- **WORK TO COMPLETE**
If a line in the data below holds the word "selected", copy it.

- **PROVIDED RECORDS**

>>>

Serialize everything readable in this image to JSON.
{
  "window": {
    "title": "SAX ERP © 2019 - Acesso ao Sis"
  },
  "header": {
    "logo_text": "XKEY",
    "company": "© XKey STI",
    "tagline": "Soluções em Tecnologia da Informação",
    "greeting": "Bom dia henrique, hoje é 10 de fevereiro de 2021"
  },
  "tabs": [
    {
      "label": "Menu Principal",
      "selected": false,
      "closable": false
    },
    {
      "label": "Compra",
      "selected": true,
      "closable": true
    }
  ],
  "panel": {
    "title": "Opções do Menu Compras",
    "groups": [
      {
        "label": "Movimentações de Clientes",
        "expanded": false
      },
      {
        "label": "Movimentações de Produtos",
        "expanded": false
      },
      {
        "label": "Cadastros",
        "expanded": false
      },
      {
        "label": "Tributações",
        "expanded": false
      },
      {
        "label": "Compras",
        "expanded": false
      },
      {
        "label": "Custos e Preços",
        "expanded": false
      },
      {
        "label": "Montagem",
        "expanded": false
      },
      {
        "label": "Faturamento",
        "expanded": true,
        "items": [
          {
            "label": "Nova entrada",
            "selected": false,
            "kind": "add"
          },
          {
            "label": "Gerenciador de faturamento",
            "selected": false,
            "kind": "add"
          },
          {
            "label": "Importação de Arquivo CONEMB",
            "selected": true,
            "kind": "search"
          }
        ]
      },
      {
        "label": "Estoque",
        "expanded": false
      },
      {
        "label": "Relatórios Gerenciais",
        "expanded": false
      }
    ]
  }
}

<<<

- **WRITTEN ANSWER**
      "selected": false,
      "selected": true,
            "selected": false,
            "selected": false,
            "selected": true,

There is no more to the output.